Save $10 on any purchase over $75 at - promo code: SW-8937

Click for California Wine Club

"Wine is sunlight, held together by water" 

Galileo Galilei, Italian scientist and genius, 1564-1642.


Everything old is new again!

Winery Insight Featured Article - August 2005 by Timothy O. Rice


This is the story of a single man and two times.


The first time was the age of the Roman Empire.  In the days of the Caesars, Rome invaded Britain, with the permanent takeover beginning in 43 AD and continuing in stages after that.  As always, Rome’s rule brought law and roads and new cities.  Roman citizens, often older soldiers pensioned off onto conquered land, settled in the new territory.  As everywhere else they settled, Romans sought the comforts of home in their new land and inevitably that meant wine and vineyards.


But times change.  Rome’s empire crumbled under the assaults of barbarians and the weight of the decades.  By 410 A.D. the Romans had evacuated Britain and the land disintegrated into clan and tribal warfare, ravaged by Vikings, invaded by Angles, Saxons, and Jutes.  Vineyards vanished in a climate not conducive to the grape and wine became a product imported from abroad, a luxury.

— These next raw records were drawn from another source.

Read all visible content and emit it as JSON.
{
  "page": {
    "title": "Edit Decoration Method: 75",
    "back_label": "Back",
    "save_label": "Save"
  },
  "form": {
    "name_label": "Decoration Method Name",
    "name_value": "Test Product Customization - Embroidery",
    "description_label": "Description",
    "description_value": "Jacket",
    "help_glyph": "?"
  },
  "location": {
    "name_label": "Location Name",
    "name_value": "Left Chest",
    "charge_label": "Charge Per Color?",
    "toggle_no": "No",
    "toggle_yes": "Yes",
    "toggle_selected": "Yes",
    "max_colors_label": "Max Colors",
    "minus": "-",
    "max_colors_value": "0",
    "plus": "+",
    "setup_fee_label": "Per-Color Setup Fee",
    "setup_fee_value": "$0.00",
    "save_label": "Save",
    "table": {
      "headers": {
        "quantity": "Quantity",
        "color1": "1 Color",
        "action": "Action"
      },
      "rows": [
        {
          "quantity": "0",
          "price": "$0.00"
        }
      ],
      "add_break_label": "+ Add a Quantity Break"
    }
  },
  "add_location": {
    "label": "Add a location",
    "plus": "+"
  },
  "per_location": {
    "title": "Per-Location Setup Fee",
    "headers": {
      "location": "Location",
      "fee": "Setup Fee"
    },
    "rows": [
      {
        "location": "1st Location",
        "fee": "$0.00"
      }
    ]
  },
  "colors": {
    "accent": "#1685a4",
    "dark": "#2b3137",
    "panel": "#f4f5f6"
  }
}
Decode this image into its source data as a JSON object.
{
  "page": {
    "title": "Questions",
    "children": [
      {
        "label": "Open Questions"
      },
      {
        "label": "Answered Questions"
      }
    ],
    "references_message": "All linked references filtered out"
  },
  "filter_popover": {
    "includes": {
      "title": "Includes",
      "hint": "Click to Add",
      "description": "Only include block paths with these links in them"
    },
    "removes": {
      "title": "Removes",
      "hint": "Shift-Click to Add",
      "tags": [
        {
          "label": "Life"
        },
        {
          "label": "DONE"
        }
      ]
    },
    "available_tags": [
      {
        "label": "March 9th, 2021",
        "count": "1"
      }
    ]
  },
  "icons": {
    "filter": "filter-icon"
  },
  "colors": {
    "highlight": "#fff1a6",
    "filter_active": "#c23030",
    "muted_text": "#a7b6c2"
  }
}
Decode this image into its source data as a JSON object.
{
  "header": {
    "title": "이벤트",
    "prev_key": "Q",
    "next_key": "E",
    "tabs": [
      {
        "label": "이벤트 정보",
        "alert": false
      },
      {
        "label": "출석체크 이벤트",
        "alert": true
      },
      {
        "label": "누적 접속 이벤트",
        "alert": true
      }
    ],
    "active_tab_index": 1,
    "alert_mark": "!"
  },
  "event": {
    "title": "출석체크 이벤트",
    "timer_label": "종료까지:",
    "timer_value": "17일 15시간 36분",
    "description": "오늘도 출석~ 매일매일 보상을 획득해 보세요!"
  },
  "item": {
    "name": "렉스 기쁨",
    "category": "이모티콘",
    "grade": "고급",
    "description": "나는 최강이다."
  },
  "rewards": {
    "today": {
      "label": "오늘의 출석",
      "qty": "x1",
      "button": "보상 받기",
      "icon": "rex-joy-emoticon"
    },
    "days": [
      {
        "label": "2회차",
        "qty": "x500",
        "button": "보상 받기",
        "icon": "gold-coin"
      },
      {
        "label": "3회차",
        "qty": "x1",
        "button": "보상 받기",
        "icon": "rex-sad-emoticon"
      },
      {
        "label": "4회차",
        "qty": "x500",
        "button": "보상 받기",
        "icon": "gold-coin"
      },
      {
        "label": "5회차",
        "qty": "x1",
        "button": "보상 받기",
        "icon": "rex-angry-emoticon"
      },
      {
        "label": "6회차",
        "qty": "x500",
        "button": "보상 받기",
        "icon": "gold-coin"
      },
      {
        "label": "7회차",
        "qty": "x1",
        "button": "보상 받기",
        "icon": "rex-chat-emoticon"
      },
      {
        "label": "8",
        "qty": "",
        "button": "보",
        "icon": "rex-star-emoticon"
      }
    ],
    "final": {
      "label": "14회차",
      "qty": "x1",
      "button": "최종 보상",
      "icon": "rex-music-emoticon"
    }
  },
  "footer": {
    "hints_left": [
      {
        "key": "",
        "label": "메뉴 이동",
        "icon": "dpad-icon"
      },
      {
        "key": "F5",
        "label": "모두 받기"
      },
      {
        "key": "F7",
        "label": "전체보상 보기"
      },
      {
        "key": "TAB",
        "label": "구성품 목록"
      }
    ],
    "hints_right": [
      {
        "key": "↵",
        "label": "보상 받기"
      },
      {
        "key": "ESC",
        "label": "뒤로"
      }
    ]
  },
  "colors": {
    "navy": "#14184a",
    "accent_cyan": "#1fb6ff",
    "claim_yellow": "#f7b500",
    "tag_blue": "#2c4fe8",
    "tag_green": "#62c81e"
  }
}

The man is Richard Grant Petersen, winemaker and scientist.  He began his winemaking career in 1948 at age 17 by borrowing a book from his local library in Iowa.  After the Korean War he racked up a slew of degrees and went to work in the wine industry, starting with E & J Gallo in 1958.  His ten years at Gallo brought him to the attention of Andre Tchelistcheff, the legendary winemaker at Beaulieu Vineyards.  In 1968, Tchelistcheff convinced him to leave Gallo to become his successor at Beaulieu.


From there Petersen moved on to Monterey Vineyards, quietly inspiring the blossoming of that winery and appellation during his 13 years there.  He then moved back to Napa at Atlas Peak Vineyards in 1986, and became an owner at Folie a Deux in 1995. 


Along the way, he carved an impressive record for quality and innovation.  His constant desire to test and improve led to new techniques and equipment for winemaking, simplifying the winemaking process and making it more efficient.  He invented a new pallet system that increased storage space for wine barrels dramatically – then gave it away to the industry, royalty free.  When Seagrams bought Monterey Vineyards, he invented the first wine cooler for them.  Quality and efficiency were always his trademarks.


This brings us to the second time, our time, the last 50 years or so.  In about 1950, people in southeastern England, near the village of Wrotham, began to remark on a grapevine that had always been there and seemed very hardy.  No one was sure what they were exactly, but they seemed to thrive in the English climate.  A small local winery began cultivating it -- and in 1980 Richard Grant Peterson, PhD., was in England judging a wine competition.  He tasted the local wine and liked it enough that his curiosity caused him to bring cuttings back to California with him.


He cultivated those vines wherever he worked.  One day he planted them on two acres of his family farm in cuttings.  In the 1990s, speculation in England began to center on this being a Pinot Noir.  The grapes looked like Pinot Noir grapes; the leaves and vines did not.  Quietly, Richard Petersen picked up the phone and asked Department of Viticulture and Enology at UC Davis to test the DNA of a grape variety he had on his farm.  The result came back: an exact match for Pinot Noir.  Simply a new one to join the roughly 200 “selections” of Pinot Noir known to exist.


Three years later, Richard Petersen harvested and pressed and produced 398 cases of a new wine: Richard Grant 2000 Wrotham Pinot Napa Valley Blanc de Noir, a sparkling wine.  An old grape, long forgotten and neglected, brought back to the light of day by careful hands and skilled minds; a piece of the past in our present day world.



 Last modified: August 07, 2007